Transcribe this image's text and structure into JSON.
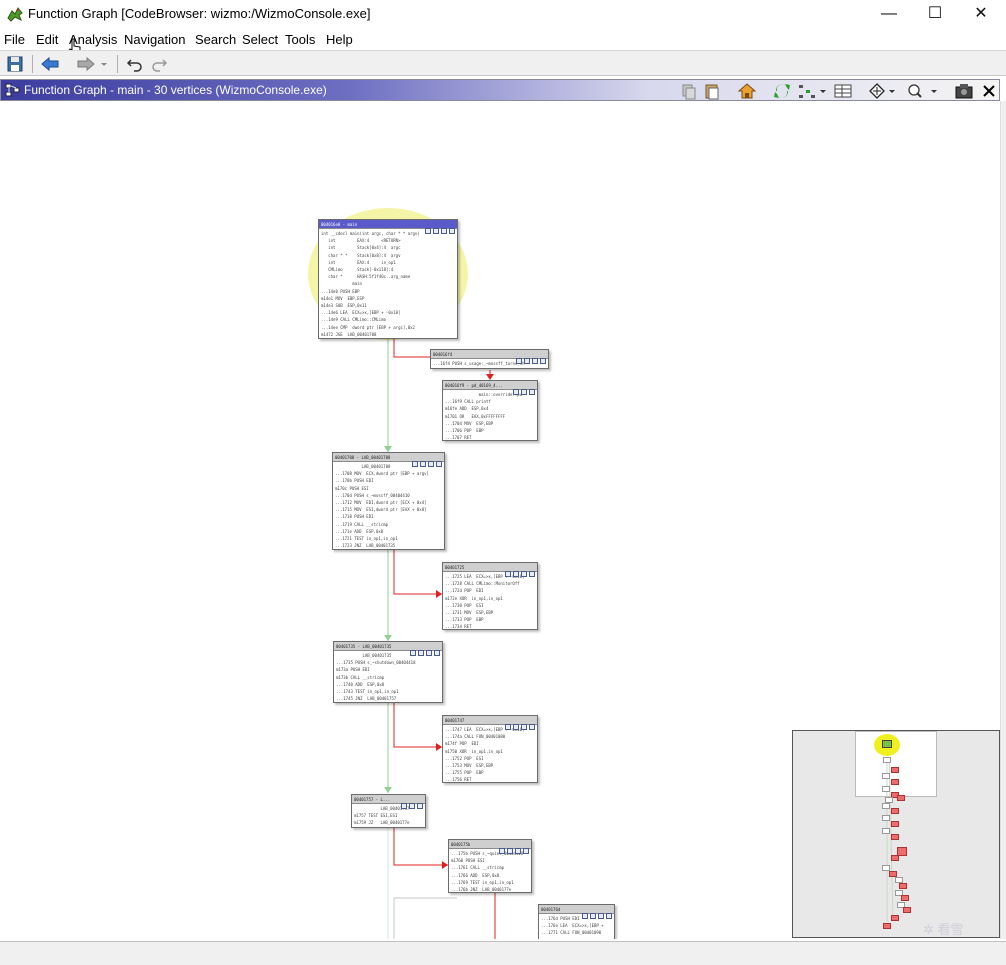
{
  "window": {
    "title": "Function Graph [CodeBrowser: wizmo:/WizmoConsole.exe]",
    "minimize": "—",
    "maximize": "☐",
    "close": "✕"
  },
  "menu": [
    "File",
    "Edit",
    "Analysis",
    "Navigation",
    "Search",
    "Select",
    "Tools",
    "Help"
  ],
  "panel": {
    "title": "Function Graph - main - 30 vertices  (WizmoConsole.exe)"
  },
  "colors": {
    "header_start": "#3b3c9e",
    "entry_highlight": "#f5f5a8",
    "edge_true": "#e02020",
    "edge_fall": "#8fd08f"
  },
  "vertices": [
    {
      "id": "v-main",
      "label": "004016e0 - main",
      "entry": true,
      "lines": [
        "int __cdecl main(int argc, char * * argv)",
        "   int         EAX:4     <RETURN>",
        "   int         Stack[0x4]:4  argc",
        "   char * *    Stack[0x8]:4  argv",
        "   int         EAX:4     in_op1",
        "   CMLimo      Stack[-0x118]:4",
        "   char *      HASH:5f1f40c..arg_name",
        "             main",
        "...14e0 PUSH EBP",
        "m14e1 MOV  EBP,ESP",
        "m14e3 SUB  ESP,0x11",
        "...14e6 LEA  ECX=>x,[EBP + -0x10]",
        "...14e9 CALL CMLimo::CMLimo",
        "...14ee CMP  dword ptr [EBP + argc],0x2",
        "m1472 JGE  LAB_00401708"
      ]
    },
    {
      "id": "v-usage",
      "label": "004016f4",
      "entry": false,
      "lines": [
        "...16f4 PUSH s_usage:_~mossff_turns_th"
      ]
    },
    {
      "id": "v-printf",
      "label": "004016f9 - pd_40169_4...",
      "entry": false,
      "lines": [
        "              main::override::pu",
        "...16f9 CALL printf",
        "m16fe ADD  ESP,0x4",
        "m1701 OR   EAX,0xFFFFFFFF",
        "...1704 MOV  ESP,EBP",
        "...1706 POP  EBP",
        "...1707 RET"
      ]
    },
    {
      "id": "v-1708",
      "label": "00401708 - LAB_00401708",
      "entry": false,
      "lines": [
        "           LAB_00401708",
        "...1708 MOV  ECX,dword ptr [EBP + argv]",
        "...170b PUSH EDI",
        "m170c PUSH ESI",
        "...170d PUSH s_~mossff_00404410",
        "...1712 MOV  EDI,dword ptr [ECX + 0x4]",
        "...1715 MOV  ESI,dword ptr [EAX + 0x8]",
        "...1718 PUSH EDI",
        "...1719 CALL __stricmp",
        "...171e ADD  ESP,0x8",
        "...1721 TEST in_op1,in_op1",
        "...1723 JNZ  LAB_00401735"
      ]
    },
    {
      "id": "v-1725",
      "label": "00401725",
      "entry": false,
      "lines": [
        "...1725 LEA  ECX=>x,[EBP + -0x10]",
        "...1728 CALL CMLimo::MonitorOff",
        "...172d POP  EDI",
        "m172e XOR  in_op1,in_op1",
        "...1730 POP  ESI",
        "...1731 MOV  ESP,EBP",
        "...1733 POP  EBP",
        "...1734 RET"
      ]
    },
    {
      "id": "v-1735",
      "label": "00401735 - LAB_00401735",
      "entry": false,
      "lines": [
        "           LAB_00401735",
        "...1735 PUSH s_~shutdown_00404418",
        "m173a PUSH EDI",
        "m173b CALL __stricmp",
        "...1740 ADD  ESP,0x8",
        "...1743 TEST in_op1,in_op1",
        "...1745 JNZ  LAB_00401757"
      ]
    },
    {
      "id": "v-1747",
      "label": "00401747",
      "entry": false,
      "lines": [
        "...1747 LEA  ECX=>x,[EBP + -0x10]",
        "...174a CALL FUN_00401080",
        "m174f POP  EDI",
        "m1750 XOR  in_op1,in_op1",
        "...1752 POP  ESI",
        "...1753 MOV  ESP,EBP",
        "...1755 POP  EBP",
        "...1756 RET"
      ]
    },
    {
      "id": "v-1757",
      "label": "00401757 - L...",
      "entry": false,
      "lines": [
        "           LAB_00401757",
        "m1757 TEST ESI,ESI",
        "m1759 JZ   LAB_0040177e"
      ]
    },
    {
      "id": "v-175b",
      "label": "0040175b",
      "entry": false,
      "lines": [
        "...175b PUSH s_~quiet_00404428",
        "m1760 PUSH ESI",
        "...1761 CALL __stricmp",
        "...1766 ADD  ESP,0x8",
        "...1769 TEST in_op1,in_op1",
        "...176b JNZ  LAB_0040177e"
      ]
    },
    {
      "id": "v-176d",
      "label": "0040176d",
      "entry": false,
      "lines": [
        "...176d PUSH EDI",
        "...176e LEA  ECX=>x,[EBP +",
        "...1771 CALL FUN_00401090"
      ]
    }
  ]
}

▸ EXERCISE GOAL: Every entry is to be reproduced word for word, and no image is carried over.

▸ PROBLEM SOLUTION:
Transcribe this image's text and structure into JSON.
{
  "window": {
    "title": "Function Graph [CodeBrowser: wizmo:/WizmoConsole.exe]",
    "minimize": "—",
    "maximize": "☐",
    "close": "✕"
  },
  "menu": [
    "File",
    "Edit",
    "Analysis",
    "Navigation",
    "Search",
    "Select",
    "Tools",
    "Help"
  ],
  "panel": {
    "title": "Function Graph - main - 30 vertices  (WizmoConsole.exe)"
  },
  "colors": {
    "header_start": "#3b3c9e",
    "entry_highlight": "#f5f5a8",
    "edge_true": "#e02020",
    "edge_fall": "#8fd08f"
  },
  "vertices": [
    {
      "id": "v-main",
      "label": "004016e0 - main",
      "entry": true,
      "lines": [
        "int __cdecl main(int argc, char * * argv)",
        "   int         EAX:4     <RETURN>",
        "   int         Stack[0x4]:4  argc",
        "   char * *    Stack[0x8]:4  argv",
        "   int         EAX:4     in_op1",
        "   CMLimo      Stack[-0x118]:4",
        "   char *      HASH:5f1f40c..arg_name",
        "             main",
        "...14e0 PUSH EBP",
        "m14e1 MOV  EBP,ESP",
        "m14e3 SUB  ESP,0x11",
        "...14e6 LEA  ECX=>x,[EBP + -0x10]",
        "...14e9 CALL CMLimo::CMLimo",
        "...14ee CMP  dword ptr [EBP + argc],0x2",
        "m1472 JGE  LAB_00401708"
      ]
    },
    {
      "id": "v-usage",
      "label": "004016f4",
      "entry": false,
      "lines": [
        "...16f4 PUSH s_usage:_~mossff_turns_th"
      ]
    },
    {
      "id": "v-printf",
      "label": "004016f9 - pd_40169_4...",
      "entry": false,
      "lines": [
        "              main::override::pu",
        "...16f9 CALL printf",
        "m16fe ADD  ESP,0x4",
        "m1701 OR   EAX,0xFFFFFFFF",
        "...1704 MOV  ESP,EBP",
        "...1706 POP  EBP",
        "...1707 RET"
      ]
    },
    {
      "id": "v-1708",
      "label": "00401708 - LAB_00401708",
      "entry": false,
      "lines": [
        "           LAB_00401708",
        "...1708 MOV  ECX,dword ptr [EBP + argv]",
        "...170b PUSH EDI",
        "m170c PUSH ESI",
        "...170d PUSH s_~mossff_00404410",
        "...1712 MOV  EDI,dword ptr [ECX + 0x4]",
        "...1715 MOV  ESI,dword ptr [EAX + 0x8]",
        "...1718 PUSH EDI",
        "...1719 CALL __stricmp",
        "...171e ADD  ESP,0x8",
        "...1721 TEST in_op1,in_op1",
        "...1723 JNZ  LAB_00401735"
      ]
    },
    {
      "id": "v-1725",
      "label": "00401725",
      "entry": false,
      "lines": [
        "...1725 LEA  ECX=>x,[EBP + -0x10]",
        "...1728 CALL CMLimo::MonitorOff",
        "...172d POP  EDI",
        "m172e XOR  in_op1,in_op1",
        "...1730 POP  ESI",
        "...1731 MOV  ESP,EBP",
        "...1733 POP  EBP",
        "...1734 RET"
      ]
    },
    {
      "id": "v-1735",
      "label": "00401735 - LAB_00401735",
      "entry": false,
      "lines": [
        "           LAB_00401735",
        "...1735 PUSH s_~shutdown_00404418",
        "m173a PUSH EDI",
        "m173b CALL __stricmp",
        "...1740 ADD  ESP,0x8",
        "...1743 TEST in_op1,in_op1",
        "...1745 JNZ  LAB_00401757"
      ]
    },
    {
      "id": "v-1747",
      "label": "00401747",
      "entry": false,
      "lines": [
        "...1747 LEA  ECX=>x,[EBP + -0x10]",
        "...174a CALL FUN_00401080",
        "m174f POP  EDI",
        "m1750 XOR  in_op1,in_op1",
        "...1752 POP  ESI",
        "...1753 MOV  ESP,EBP",
        "...1755 POP  EBP",
        "...1756 RET"
      ]
    },
    {
      "id": "v-1757",
      "label": "00401757 - L...",
      "entry": false,
      "lines": [
        "           LAB_00401757",
        "m1757 TEST ESI,ESI",
        "m1759 JZ   LAB_0040177e"
      ]
    },
    {
      "id": "v-175b",
      "label": "0040175b",
      "entry": false,
      "lines": [
        "...175b PUSH s_~quiet_00404428",
        "m1760 PUSH ESI",
        "...1761 CALL __stricmp",
        "...1766 ADD  ESP,0x8",
        "...1769 TEST in_op1,in_op1",
        "...176b JNZ  LAB_0040177e"
      ]
    },
    {
      "id": "v-176d",
      "label": "0040176d",
      "entry": false,
      "lines": [
        "...176d PUSH EDI",
        "...176e LEA  ECX=>x,[EBP +",
        "...1771 CALL FUN_00401090"
      ]
    }
  ]
}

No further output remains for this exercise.